So, what is the remedy for compliance driven cyber security?  As I noted earlier, the issue is not really the practice of compliance reviews but how cyber security compliance overwhelms (and often minimizes) thoughtful strategy and risk-considered protection measures.  Remember, the white-listing example? First compliance needs to focus on measuring the degree to which the cyber security organization (e.g., the CISO) performs cyber security vice being the measure of how well the organization performs cyber security.  Compliance should only ever be a small part of an organizations cyber security strategy.  Second, cyber security compliance reviews needs to focus on the ability of the organization’s information security program to influence IT strategic and tactical decisions.  For me, the most important cyber security metric is whether the cyber security program is actively engaged in the approval process for new system deployments and existing system configuration changes.  This tells me the level of priority the organization places on cyber security.  The next thing to measure is how well the organization actually defends their IT systems and data from unauthorized access and misuse.  The key question to answer is: Is there an actual (documented) strategy or a collection of compliance-driven things to do?    This is a broad topic but there is now a well-understood discipline of both technical and process/procedures that can greatly minimize risk.  Next, the compliance auditors need to focus on how well the organization knows and monitors their networks and systems for misuse and data exfiltration.  Again, there is now a very clear body of sound (and measurable) evidence regarding how to do this right and how to do this wrong.  Lastly, compliance auditors should focus on how well the cyber security function performs its own blue, white and grey hat testing of the organization’s networks and systems, and measure how well the test results are incorporated into changes in policies and IT architecture.

I recently trained a staff of IT auditors regarding how to more effectively measure their organization’s IT security program effectiveness. We began by breaking down the high-level regulatory compliance measures into sets of functional and detailed “measureable” metrics.  First, we tossed out all “numbers” questions.  Next, since this organization used Microsoft client/server products. Accordingly, the audit looked specifically at how well the organization secured their Microsoft client server environment, specifically, regarding access to the Internet! Similarly, we developed a set of security metrics to evaluate how well the organization protected all Internet facing systems and customer portals.  We minimized all the broad and/or unmeasurable general risk questions and translated the trendy (questions of the year) into useful security metrics.  For example, the vague questions regarding insider misuse were specifically restated to focus on how well the organization enforced data access rules and separated classes of privileged administrators.
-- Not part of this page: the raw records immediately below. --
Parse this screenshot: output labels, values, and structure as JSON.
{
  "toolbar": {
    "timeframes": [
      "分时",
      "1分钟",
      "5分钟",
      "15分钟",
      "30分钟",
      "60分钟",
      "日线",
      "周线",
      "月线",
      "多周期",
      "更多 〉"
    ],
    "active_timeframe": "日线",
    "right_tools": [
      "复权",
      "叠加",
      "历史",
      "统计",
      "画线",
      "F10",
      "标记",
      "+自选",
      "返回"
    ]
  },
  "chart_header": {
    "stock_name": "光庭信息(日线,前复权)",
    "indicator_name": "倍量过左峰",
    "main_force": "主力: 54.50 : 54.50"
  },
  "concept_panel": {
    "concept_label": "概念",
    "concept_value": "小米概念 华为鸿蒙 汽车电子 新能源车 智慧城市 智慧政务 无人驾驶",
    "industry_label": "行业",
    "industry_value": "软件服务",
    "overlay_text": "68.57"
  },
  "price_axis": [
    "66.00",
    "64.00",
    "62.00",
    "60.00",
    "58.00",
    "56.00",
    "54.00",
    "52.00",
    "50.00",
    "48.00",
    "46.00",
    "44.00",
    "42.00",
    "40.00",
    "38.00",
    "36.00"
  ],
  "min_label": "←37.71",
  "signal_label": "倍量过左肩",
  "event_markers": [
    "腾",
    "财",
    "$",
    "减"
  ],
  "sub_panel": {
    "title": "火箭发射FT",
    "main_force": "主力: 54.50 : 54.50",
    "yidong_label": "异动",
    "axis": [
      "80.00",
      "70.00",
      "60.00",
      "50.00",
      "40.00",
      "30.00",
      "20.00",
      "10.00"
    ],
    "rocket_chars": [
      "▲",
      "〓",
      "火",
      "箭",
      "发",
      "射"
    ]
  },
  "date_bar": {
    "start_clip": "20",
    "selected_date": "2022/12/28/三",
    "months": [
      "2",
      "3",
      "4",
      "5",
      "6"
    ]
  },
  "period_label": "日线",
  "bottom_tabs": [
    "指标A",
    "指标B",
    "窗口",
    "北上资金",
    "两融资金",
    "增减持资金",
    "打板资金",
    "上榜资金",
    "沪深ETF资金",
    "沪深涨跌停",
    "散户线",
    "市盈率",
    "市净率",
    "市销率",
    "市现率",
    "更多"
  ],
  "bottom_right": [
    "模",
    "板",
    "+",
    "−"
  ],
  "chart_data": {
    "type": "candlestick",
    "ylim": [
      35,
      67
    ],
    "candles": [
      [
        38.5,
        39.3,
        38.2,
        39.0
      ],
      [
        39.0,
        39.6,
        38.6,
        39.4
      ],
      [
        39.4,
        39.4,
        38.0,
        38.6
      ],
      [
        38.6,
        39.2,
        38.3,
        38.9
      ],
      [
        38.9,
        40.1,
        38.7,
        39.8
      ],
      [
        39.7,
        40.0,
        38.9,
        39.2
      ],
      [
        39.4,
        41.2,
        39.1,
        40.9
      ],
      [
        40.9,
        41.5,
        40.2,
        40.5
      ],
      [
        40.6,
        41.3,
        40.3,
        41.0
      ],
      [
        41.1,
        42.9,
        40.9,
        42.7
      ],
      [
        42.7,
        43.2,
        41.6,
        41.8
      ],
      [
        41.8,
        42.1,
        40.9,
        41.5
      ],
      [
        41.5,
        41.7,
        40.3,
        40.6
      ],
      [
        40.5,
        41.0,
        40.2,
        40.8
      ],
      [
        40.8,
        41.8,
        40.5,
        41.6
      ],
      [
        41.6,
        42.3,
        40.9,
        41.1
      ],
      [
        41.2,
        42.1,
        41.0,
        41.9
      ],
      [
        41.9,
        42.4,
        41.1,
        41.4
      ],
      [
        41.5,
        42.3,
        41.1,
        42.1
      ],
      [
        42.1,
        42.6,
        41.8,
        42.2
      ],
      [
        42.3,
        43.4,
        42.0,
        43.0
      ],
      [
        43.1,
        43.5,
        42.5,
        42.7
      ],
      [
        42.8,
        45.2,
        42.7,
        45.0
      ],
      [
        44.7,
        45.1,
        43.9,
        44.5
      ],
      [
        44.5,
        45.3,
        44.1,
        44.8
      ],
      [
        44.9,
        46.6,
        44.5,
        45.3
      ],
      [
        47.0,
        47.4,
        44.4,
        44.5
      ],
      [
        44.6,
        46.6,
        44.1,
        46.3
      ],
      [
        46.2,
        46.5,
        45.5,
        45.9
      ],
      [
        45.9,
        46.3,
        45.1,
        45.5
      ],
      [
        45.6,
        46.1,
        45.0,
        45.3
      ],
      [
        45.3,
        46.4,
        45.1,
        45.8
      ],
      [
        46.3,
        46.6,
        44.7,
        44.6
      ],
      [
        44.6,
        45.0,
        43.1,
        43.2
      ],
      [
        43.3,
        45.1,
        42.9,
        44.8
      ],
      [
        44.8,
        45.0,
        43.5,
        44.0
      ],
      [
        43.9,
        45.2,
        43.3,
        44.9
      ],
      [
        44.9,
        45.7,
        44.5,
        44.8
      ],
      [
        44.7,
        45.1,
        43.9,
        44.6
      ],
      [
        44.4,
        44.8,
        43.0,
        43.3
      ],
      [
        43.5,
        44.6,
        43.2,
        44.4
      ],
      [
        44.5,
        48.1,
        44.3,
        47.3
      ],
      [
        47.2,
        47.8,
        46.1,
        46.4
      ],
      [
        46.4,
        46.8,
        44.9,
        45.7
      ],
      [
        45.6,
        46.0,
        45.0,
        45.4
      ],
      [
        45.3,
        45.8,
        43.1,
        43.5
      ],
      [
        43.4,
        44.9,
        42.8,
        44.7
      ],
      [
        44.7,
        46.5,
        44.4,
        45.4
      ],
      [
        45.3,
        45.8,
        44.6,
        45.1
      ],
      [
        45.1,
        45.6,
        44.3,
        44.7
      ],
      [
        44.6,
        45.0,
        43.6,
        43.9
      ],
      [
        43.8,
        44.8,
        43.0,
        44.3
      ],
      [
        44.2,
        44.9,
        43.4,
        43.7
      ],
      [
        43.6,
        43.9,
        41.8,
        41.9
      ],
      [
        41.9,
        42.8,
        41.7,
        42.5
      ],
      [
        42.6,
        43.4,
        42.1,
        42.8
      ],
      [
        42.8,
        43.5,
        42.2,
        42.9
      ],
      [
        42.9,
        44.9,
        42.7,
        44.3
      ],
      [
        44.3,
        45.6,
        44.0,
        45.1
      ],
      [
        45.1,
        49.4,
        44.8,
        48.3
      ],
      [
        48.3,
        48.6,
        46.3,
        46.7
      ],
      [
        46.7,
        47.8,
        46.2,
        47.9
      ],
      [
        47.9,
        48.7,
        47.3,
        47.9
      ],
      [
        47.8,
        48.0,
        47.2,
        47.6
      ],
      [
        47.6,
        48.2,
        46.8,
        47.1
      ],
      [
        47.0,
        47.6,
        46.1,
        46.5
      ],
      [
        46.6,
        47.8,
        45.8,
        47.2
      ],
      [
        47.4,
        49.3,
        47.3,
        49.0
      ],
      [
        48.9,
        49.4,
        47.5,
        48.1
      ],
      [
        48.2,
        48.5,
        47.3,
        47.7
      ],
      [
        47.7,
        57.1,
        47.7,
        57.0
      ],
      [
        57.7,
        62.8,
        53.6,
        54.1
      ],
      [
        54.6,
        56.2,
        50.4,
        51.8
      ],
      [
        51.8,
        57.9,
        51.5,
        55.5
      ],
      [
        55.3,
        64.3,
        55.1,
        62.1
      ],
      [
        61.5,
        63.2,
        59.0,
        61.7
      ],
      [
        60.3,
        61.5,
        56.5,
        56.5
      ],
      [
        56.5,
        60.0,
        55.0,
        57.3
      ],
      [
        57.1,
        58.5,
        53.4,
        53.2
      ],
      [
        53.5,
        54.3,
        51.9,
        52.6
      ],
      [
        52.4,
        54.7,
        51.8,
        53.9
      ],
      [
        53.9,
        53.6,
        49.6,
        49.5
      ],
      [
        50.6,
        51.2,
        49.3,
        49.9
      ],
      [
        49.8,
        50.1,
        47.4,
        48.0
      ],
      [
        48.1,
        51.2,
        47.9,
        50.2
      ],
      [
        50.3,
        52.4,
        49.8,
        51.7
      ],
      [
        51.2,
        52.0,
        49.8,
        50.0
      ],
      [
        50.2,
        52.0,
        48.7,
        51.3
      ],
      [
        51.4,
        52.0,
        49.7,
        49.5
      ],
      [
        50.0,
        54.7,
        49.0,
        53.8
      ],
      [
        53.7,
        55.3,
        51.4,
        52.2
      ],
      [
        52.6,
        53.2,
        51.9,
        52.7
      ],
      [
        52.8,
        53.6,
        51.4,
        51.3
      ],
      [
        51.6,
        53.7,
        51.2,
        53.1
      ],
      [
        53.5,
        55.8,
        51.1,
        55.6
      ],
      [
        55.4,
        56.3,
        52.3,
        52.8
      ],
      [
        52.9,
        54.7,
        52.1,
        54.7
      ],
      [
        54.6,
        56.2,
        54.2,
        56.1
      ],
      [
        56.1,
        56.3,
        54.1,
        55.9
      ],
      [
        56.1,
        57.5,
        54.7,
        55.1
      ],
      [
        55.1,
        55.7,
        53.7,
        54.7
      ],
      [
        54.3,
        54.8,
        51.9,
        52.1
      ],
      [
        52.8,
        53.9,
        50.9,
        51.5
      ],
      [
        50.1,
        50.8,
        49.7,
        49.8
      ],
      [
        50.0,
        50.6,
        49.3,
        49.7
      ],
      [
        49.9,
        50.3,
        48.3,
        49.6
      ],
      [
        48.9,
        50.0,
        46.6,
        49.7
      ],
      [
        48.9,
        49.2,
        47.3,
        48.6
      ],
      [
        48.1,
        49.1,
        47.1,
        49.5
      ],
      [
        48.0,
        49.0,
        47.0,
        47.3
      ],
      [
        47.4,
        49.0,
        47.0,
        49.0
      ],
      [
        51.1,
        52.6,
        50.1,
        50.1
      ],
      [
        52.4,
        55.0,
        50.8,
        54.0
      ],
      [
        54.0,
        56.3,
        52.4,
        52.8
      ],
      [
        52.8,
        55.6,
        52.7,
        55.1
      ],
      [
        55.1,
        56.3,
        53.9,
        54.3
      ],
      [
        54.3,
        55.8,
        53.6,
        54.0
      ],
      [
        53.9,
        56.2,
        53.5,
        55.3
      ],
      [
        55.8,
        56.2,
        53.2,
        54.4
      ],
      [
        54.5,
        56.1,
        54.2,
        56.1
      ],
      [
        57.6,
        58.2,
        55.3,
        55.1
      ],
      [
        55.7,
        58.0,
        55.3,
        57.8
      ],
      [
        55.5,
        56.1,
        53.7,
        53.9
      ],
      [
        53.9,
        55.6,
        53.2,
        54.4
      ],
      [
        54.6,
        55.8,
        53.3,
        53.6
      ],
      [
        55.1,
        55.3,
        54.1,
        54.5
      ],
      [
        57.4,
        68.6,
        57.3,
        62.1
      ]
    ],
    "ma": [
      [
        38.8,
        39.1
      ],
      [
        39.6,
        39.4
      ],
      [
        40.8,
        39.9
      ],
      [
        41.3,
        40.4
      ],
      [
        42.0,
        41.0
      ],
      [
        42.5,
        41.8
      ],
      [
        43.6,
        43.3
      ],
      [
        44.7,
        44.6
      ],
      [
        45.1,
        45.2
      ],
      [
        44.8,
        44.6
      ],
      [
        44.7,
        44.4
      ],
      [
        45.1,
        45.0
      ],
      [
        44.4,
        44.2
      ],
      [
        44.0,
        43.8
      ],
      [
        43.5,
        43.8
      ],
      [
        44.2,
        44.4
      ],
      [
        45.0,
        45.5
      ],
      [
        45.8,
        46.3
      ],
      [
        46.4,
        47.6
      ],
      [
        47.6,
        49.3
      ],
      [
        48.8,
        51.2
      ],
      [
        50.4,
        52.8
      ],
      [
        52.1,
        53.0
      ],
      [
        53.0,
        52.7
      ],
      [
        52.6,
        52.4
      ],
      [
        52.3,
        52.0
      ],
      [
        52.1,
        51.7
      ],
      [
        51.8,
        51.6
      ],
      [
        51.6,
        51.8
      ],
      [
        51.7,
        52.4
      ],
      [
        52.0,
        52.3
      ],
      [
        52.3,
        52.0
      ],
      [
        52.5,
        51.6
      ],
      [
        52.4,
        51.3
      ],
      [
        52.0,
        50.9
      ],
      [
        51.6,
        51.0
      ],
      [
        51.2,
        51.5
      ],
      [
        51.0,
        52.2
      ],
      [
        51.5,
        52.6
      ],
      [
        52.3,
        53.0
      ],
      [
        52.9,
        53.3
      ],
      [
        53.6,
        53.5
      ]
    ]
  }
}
Not only did the IT auditors find this approach more useful and productive, but the IT operations and IT security organization were dramatically more cooperative and, for the first time, felt their time spent responding to the audit was time well spent.  The CISO felt, again for the first time, that the IT auditors were not “driving” the cyber security agenda and were now clearly adding value to his program.